I've been for years trying to write a middle grade novel. Actually, I've written multiple terrible drafts. I knew that, if I could write a satisfying first chapter, the rest would follow smoothly. But despite the silence in my house, the first chapters had too many characters, told too much, lacked action, didn't entice the reader to keep on reading. That was the project to take to the blog retreat.

There are inspiring writing vibes at the Anderson Center. We all wrote and wrote and wrote. We wrote all morning every morning. We wrote all afternoon every afternoon. On Saturday, the ten papitas got together to share what we'd written. As I read my chapter, I glanced to see the reaction of my listeners. I knew then that I got it! I came home and finished another draft of the novel. A draft, all right, because I know an editor would ask for changes here and there. But this is the first time I am satisfied with a draft. I even added Doña Estafanía (Stephanie), Doña Laura (Lauren), and little David to a scene that talks about things they said at the critique.

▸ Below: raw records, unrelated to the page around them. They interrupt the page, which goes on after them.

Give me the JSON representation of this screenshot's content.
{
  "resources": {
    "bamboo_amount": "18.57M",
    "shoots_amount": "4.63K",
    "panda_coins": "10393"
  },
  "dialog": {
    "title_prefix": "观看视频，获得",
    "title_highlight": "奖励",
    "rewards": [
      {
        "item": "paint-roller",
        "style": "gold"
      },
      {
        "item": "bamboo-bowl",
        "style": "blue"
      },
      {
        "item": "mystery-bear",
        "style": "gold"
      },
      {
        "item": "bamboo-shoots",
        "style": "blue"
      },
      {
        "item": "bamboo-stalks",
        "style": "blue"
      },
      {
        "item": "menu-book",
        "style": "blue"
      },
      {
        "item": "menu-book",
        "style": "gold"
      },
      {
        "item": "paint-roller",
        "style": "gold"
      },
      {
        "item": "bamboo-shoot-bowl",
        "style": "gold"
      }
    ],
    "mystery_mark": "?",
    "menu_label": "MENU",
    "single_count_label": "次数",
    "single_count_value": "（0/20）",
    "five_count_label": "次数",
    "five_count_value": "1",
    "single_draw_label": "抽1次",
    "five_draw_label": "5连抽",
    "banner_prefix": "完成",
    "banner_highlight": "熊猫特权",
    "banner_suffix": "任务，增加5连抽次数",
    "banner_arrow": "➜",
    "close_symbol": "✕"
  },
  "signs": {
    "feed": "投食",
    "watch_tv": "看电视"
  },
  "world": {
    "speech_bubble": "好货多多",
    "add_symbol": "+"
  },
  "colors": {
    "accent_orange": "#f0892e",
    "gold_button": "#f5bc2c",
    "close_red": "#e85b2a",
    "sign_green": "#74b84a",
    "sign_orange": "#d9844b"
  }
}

For this I thank not just the papitas but the Anderson Center for their inspiration.              



This past year has been filled with many, many school visits and lots of book events for me, and I'm truly grateful for each one. But doing all these events has come at the expense of working on new projects, spending time with friends, and even unpacking at my new town home.

Spending five days at the Anderson Center with the other Potatoes gave me a break in my busy spring schedule. One of the things I enjoyed most during our retreat was just taking time for some long walks along the Canon River. It reminded me of how much I miss spending time outside, and how good that is for my soul.

It's difficult for me to say "no" when asked to speak at a school or a library. It seems that everyone around me can juggle so many things (families, jobs, multiple book projects, dozens of speaking engagements); shouldn't I be able to do the same thing as well? Once again I'm learning not to judge myself by what others can do, and to respect the slow pace at which I work.

I promised myself not to agree to any new speaking events for this summer and to give myself time to be creative again. For the most part I'm following through on this promise. I had a taste of that leisurely pace today, when after a morning book event I allowed myself to attend a friend's art show, then go for a walk around one of the lakes in Minneapolis. This afternoon of leisure helped me relax a bit, and I came home with a new idea for a picture book. Whether that idea goes anywhere or not, I don't care, but it felt good to experience that spark of creativity. I hope a slower-paced summer will give me lots of those sparks, because those sparks make me happy.